The La Barba Ricochet begins very fruity before cedar, soy sauce, paprika and earthiness come along. It’s full, smooth and the draw is extremely easy. While the fruitiness sticks around on the retrohale, the main flavor develops into notes of hickory with duck sauce sweetness and earthiness. The retrohales have oranges, Nilla Wafer and dry crackers. White pepper shoots down the back of the throat, though it’s a bit restrained. There’s some mild pepper on the tongue in the finish, but like the part down the throat, it too is pretty restrained. Flavor is full, body is full and strength is medium-plus.
There are three different flavor sensations all competing against in the second third: pine; walnut and toastiness; and some butterscotch candy sweetness. Retrohales have a grain character, leather, some sourness and a sharp white pepper. While there might be white pepper when the smoke is leaving my nose, it’s also present on the finish, though only if I don’t retrohale. Smoke production and draw continue to be outstanding. Flavor is full, body is full and strength picks up noticeably to medium-full.
While the flavor is certainly quite different, the most apparent change in the final third of the Ricochet is the strength, which is now very much full. To go alongside the added nicotine effect, there’s a sweeter flavor with burnt caramel, creaminess and some faint yet sweet peanut butter that reminds me of Grandma’s cookies—the brand, not my grandmother. Retrohales have more of that subtle sweetness on top of earthiness, though both are drowned out quickly by a habanero-like pepper. In the second third, the pepper wasn’t present on the finish if I retrohaled, but now they leave my palate with just pepper, and a lot of it. Construction continues to be fantastic until the end, with the easy draw and copious smoke production leading to a relatively quick smoking time.
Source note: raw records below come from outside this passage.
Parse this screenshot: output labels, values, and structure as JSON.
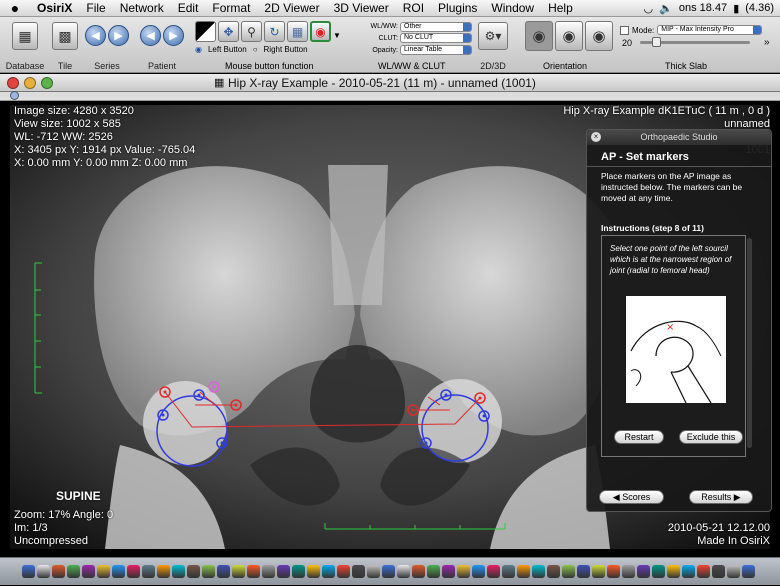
{
  "menubar": {
    "apple": "",
    "app": "OsiriX",
    "items": [
      "File",
      "Network",
      "Edit",
      "Format",
      "2D Viewer",
      "3D Viewer",
      "ROI",
      "Plugins",
      "Window",
      "Help"
    ],
    "clock": "ons 18.47",
    "battery": "(4.36)"
  },
  "toolbar": {
    "database": "Database",
    "tile": "Tile",
    "series": "Series",
    "patient": "Patient",
    "mouse_fn": "Mouse button function",
    "left_button": "Left Button",
    "right_button": "Right Button",
    "wlww_label": "WL/WW:",
    "wlww_value": "Other",
    "clut_label": "CLUT:",
    "clut_value": "No CLUT",
    "opacity_label": "Opacity:",
    "opacity_value": "Linear Table",
    "wlww_group": "WL/WW & CLUT",
    "d2d3": "2D/3D",
    "orientation": "Orientation",
    "mode_label": "Mode:",
    "mode_value": "MIP - Max Intensity Pro",
    "slab_value": "20",
    "thick_slab": "Thick Slab"
  },
  "window": {
    "title": "Hip X-ray Example - 2010-05-21 (11 m) - unnamed (1001)"
  },
  "overlay": {
    "tl": [
      "Image size: 4280 x 3520",
      "View size: 1002 x 585",
      "WL: -712 WW: 2526",
      "X: 3405 px Y: 1914 px Value: -765.04",
      "X: 0.00 mm Y: 0.00 mm Z: 0.00 mm"
    ],
    "tr": [
      "Hip X-ray Example dK1ETuC ( 11 m , 0 d )",
      "unnamed",
      "1001"
    ],
    "bl": [
      "Zoom: 17% Angle: 0",
      "Im: 1/3",
      "Uncompressed"
    ],
    "br": [
      "2010-05-21 12.12.00",
      "Made In OsiriX"
    ],
    "orientation_label": "SUPINE"
  },
  "panel": {
    "title": "Orthopaedic Studio",
    "heading": "AP - Set markers",
    "desc": "Place markers on the AP image as instructed below. The markers can be moved at any time.",
    "step": "Instructions (step 8 of 11)",
    "instruction": "Select one point of the left sourcil which is at the narrowest region of joint (radial to femoral head)",
    "restart": "Restart",
    "exclude": "Exclude this",
    "scores": "◀ Scores",
    "results": "Results ▶"
  },
  "colors": {
    "marker_red": "#e02a2a",
    "marker_blue": "#2f3de0",
    "marker_magenta": "#e060e0",
    "ruler_green": "#2ecc40"
  }
}
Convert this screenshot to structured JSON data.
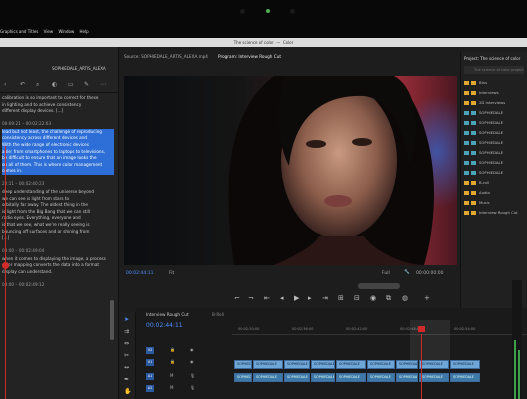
{
  "window": {
    "title": "The science of color",
    "subtitle": "Color"
  },
  "menu": [
    "Graphics and Titles",
    "View",
    "Window",
    "Help"
  ],
  "source_monitor": {
    "tab_source": "Source: SOPHIEDALE_ARTIS_ALEXA.mp4",
    "tab_program": "Program: Interview Rough Cut"
  },
  "transcript": {
    "panel_label": "SOPHIEDALE_ARTIS_ALEXA",
    "blocks": [
      {
        "time": "",
        "lines": [
          "calibration is so important to correct for these",
          "in lighting and to achieve consistency",
          "different display devices. [...]"
        ],
        "highlight": false
      },
      {
        "time": "00:09:21 – 00:02:22:03",
        "lines": [
          "lead but not least, the challenge of reproducing",
          "consistency across different devices and",
          "With the wide range of electronic devices",
          "able: from smartphones to laptops to televisions,",
          "be difficult to ensure that an image looks the",
          "on all of them. This is where color management",
          "comes in."
        ],
        "highlight": true
      },
      {
        "time": "22:11 – 00:02:40:23",
        "lines": [
          "deep understanding of the universe beyond",
          "we can see is light from stars to",
          "orbitally far away. The oldest thing in the",
          "is light from the Big Bang that we can still",
          "radio eyes. Everything, everyone and",
          "is that we see, what we're really seeing is",
          "bouncing off surfaces and or shining from",
          "[...]"
        ],
        "highlight": false
      },
      {
        "time": "00:00 – 00:02:49:04",
        "lines": [
          "when it comes to displaying the image, a process",
          "color mapping converts the data into a format",
          "display can understand."
        ],
        "highlight": false
      },
      {
        "time": "00:00 – 00:02:49:12",
        "lines": [],
        "highlight": false
      }
    ]
  },
  "program_monitor": {
    "timecode": "00:02:44:11",
    "fit": "Fit",
    "quality": "Full",
    "duration": "00:00:00:00"
  },
  "project": {
    "title": "Project: The science of color",
    "search_placeholder": "The science of color project",
    "items": [
      {
        "type": "folder",
        "name": "Bins",
        "color": "#e0a830"
      },
      {
        "type": "folder",
        "name": "Interviews",
        "color": "#e0a830"
      },
      {
        "type": "folder",
        "name": "2D Interviews",
        "color": "#e0a830"
      },
      {
        "type": "clip",
        "name": "SOPHIEDALE",
        "color": "#4aa3b8"
      },
      {
        "type": "clip",
        "name": "SOPHIEDALE",
        "color": "#4aa3b8"
      },
      {
        "type": "clip",
        "name": "SOPHIEDALE",
        "color": "#4aa3b8"
      },
      {
        "type": "clip",
        "name": "SOPHIEDALE",
        "color": "#4aa3b8"
      },
      {
        "type": "clip",
        "name": "SOPHIEDALE",
        "color": "#4aa3b8"
      },
      {
        "type": "clip",
        "name": "SOPHIEDALE",
        "color": "#4aa3b8"
      },
      {
        "type": "clip",
        "name": "SOPHIEDALE",
        "color": "#4aa3b8"
      },
      {
        "type": "folder",
        "name": "B-roll",
        "color": "#e0a830"
      },
      {
        "type": "folder",
        "name": "Audio",
        "color": "#e0a830"
      },
      {
        "type": "folder",
        "name": "Music",
        "color": "#e0a830"
      },
      {
        "type": "folder",
        "name": "Interview Rough Cut",
        "color": "#e0a830"
      }
    ]
  },
  "timeline": {
    "tab": "Interview Rough Cut",
    "tab2": "B-Roll",
    "timecode": "00:02:44:11",
    "ruler": [
      "00:02:30:00",
      "00:02:36:00",
      "00:02:42:00",
      "00:02:48:00",
      "00:02:54:00"
    ],
    "tracks": [
      {
        "label": "V2"
      },
      {
        "label": "V1"
      },
      {
        "label": "A1"
      },
      {
        "label": "A2"
      }
    ],
    "clip_label": "SOPHIEDALE"
  }
}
- This cigar has a very classic linear development when it comes to both pepper and strength: milder in the first third, increasing in the second third and full by the end of the cigar.
- It wasn’t a particularly windy night when I was photographing the cigar, but I managed to capture a bit of ash flying off the cigar in one of my photographs. I am not really sure the last time that happened.
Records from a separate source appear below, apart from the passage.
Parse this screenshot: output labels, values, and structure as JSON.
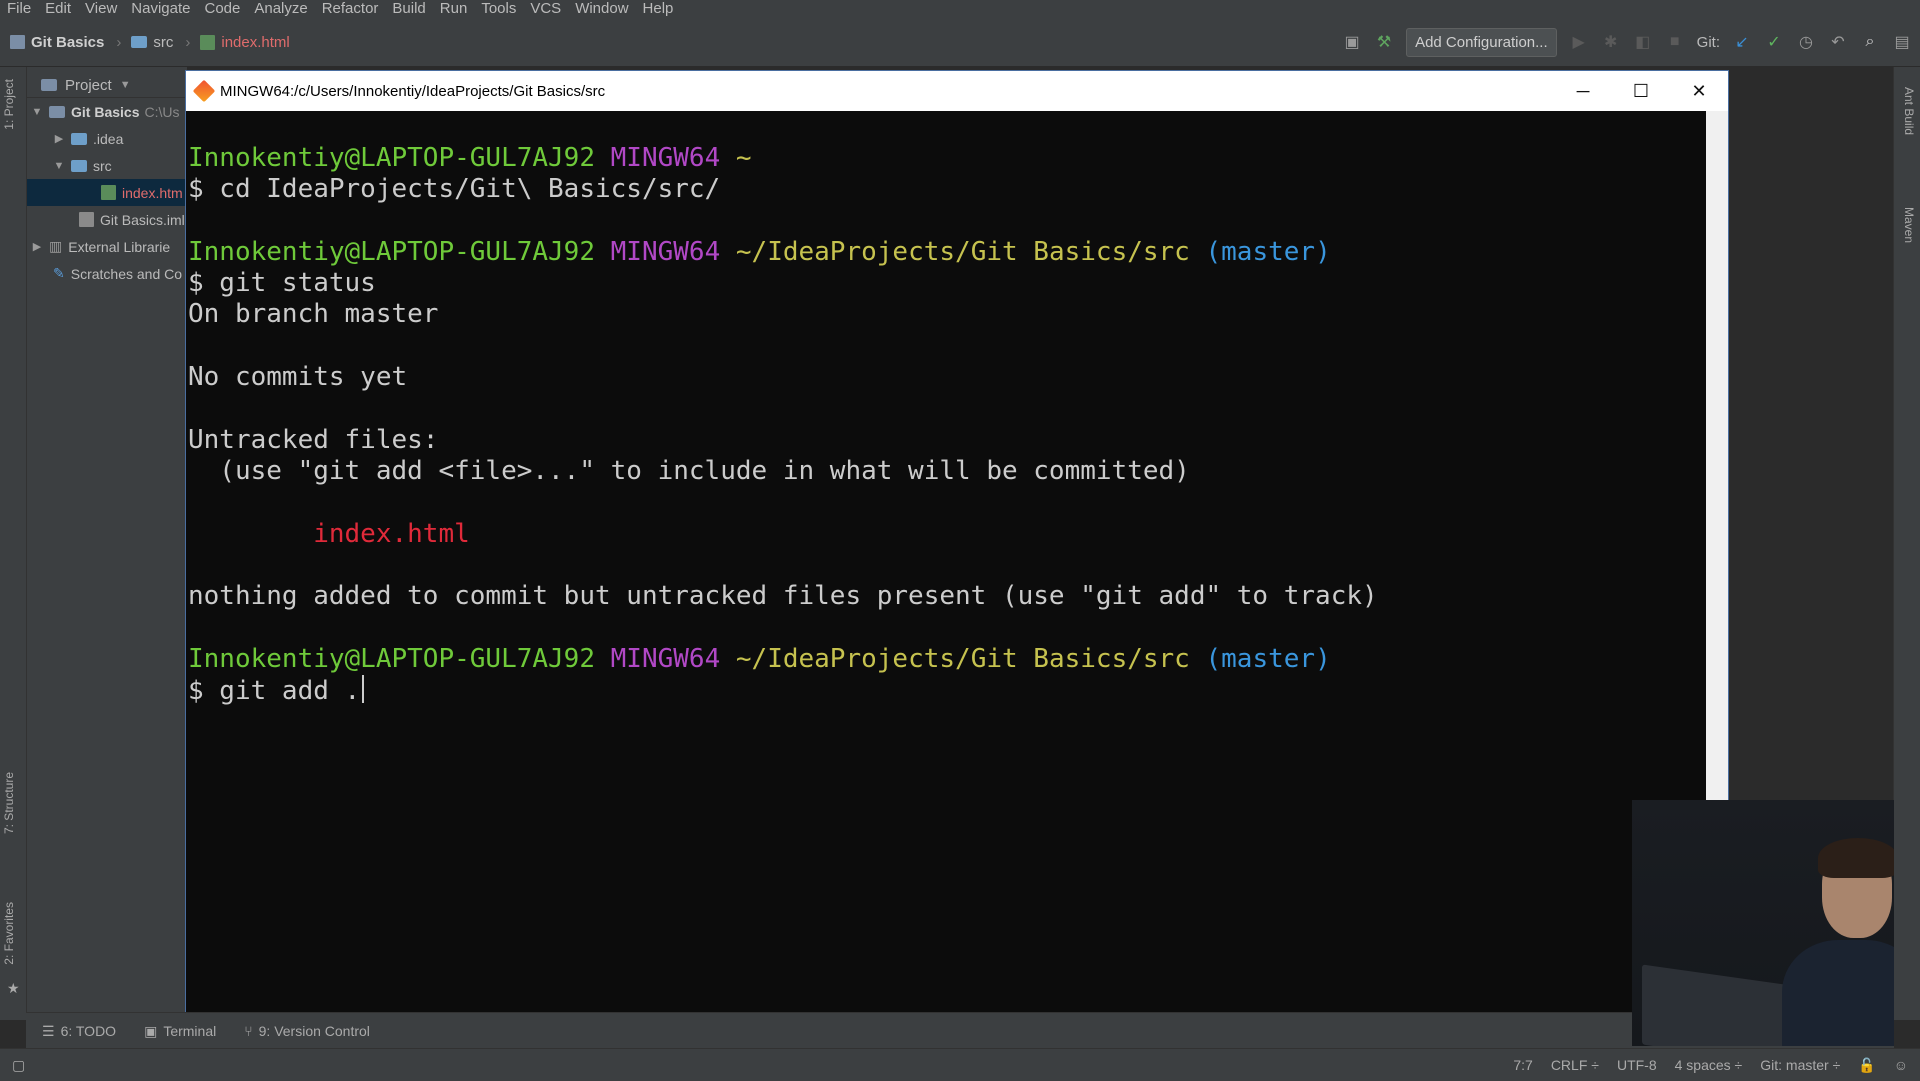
{
  "menu": [
    "File",
    "Edit",
    "View",
    "Navigate",
    "Code",
    "Analyze",
    "Refactor",
    "Build",
    "Run",
    "Tools",
    "VCS",
    "Window",
    "Help"
  ],
  "breadcrumb": {
    "project": "Git Basics",
    "folder": "src",
    "file": "index.html"
  },
  "toolbar": {
    "add_config": "Add Configuration...",
    "git_label": "Git:"
  },
  "left_strip": {
    "project_tab": "1: Project",
    "structure_tab": "7: Structure",
    "favorites_tab": "2: Favorites"
  },
  "right_strip": {
    "ant_tab": "Ant Build",
    "maven_tab": "Maven"
  },
  "project_panel": {
    "title": "Project",
    "tree": [
      {
        "label": "Git Basics",
        "suffix": "C:\\Us"
      },
      {
        "label": ".idea"
      },
      {
        "label": "src"
      },
      {
        "label": "index.htm"
      },
      {
        "label": "Git Basics.iml"
      },
      {
        "label": "External Librarie"
      },
      {
        "label": "Scratches and Co"
      }
    ]
  },
  "terminal": {
    "title": "MINGW64:/c/Users/Innokentiy/IdeaProjects/Git Basics/src",
    "user_host": "Innokentiy@LAPTOP-GUL7AJ92",
    "shell": "MINGW64",
    "home": "~",
    "path": "~/IdeaProjects/Git Basics/src",
    "branch": "(master)",
    "cmd1": "$ cd IdeaProjects/Git\\ Basics/src/",
    "cmd2": "$ git status",
    "out1": "On branch master",
    "out2": "No commits yet",
    "out3": "Untracked files:",
    "out4": "  (use \"git add <file>...\" to include in what will be committed)",
    "out5": "        index.html",
    "out6": "nothing added to commit but untracked files present (use \"git add\" to track)",
    "cmd3": "$ git add ."
  },
  "bottom_tabs": {
    "todo": "6: TODO",
    "terminal": "Terminal",
    "vc": "9: Version Control"
  },
  "status": {
    "pos": "7:7",
    "eol": "CRLF ÷",
    "enc": "UTF-8",
    "indent": "4 spaces ÷",
    "git": "Git: master ÷"
  }
}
- Smoke production was great on all three samples.
- La Barba is distributed by Down & Back, LLC, which also distributes Caldwell Cigar Co., Room101 and Lost&Found, the latter of which Bellatto is a co-founder.
- Cigars for this review were purchased by halfwheel.
- Final smoking time was a relatively quick one hour and 40 minutes.
If I had to list features for things I’d like to see in a cigar, I’d start with the basics—burn, draw, smoke production, flavor, balance—and eventually get to some more advanced characteristics. Shortly thereafter, one thing that would be mentioned would be that I typically like cigars that end stronger than they finish. In that regard, the Ricochet is excellent. It starts off with a diverse group of flavors with mild pepper and average strength. By the end of the cigar, each puff is delivering a ton of pepper and I can feel the nicotine. What holds it back from greatness is that the profile can seem chaotic with flavors constantly rearranging themselves and oftentimes, no one or two flavors standing out from the bunch. Still, the La Barba Ricochet is a good cigar and a pleasant reminder that if you want strength, your cigars don’t need to come from Nicaragua.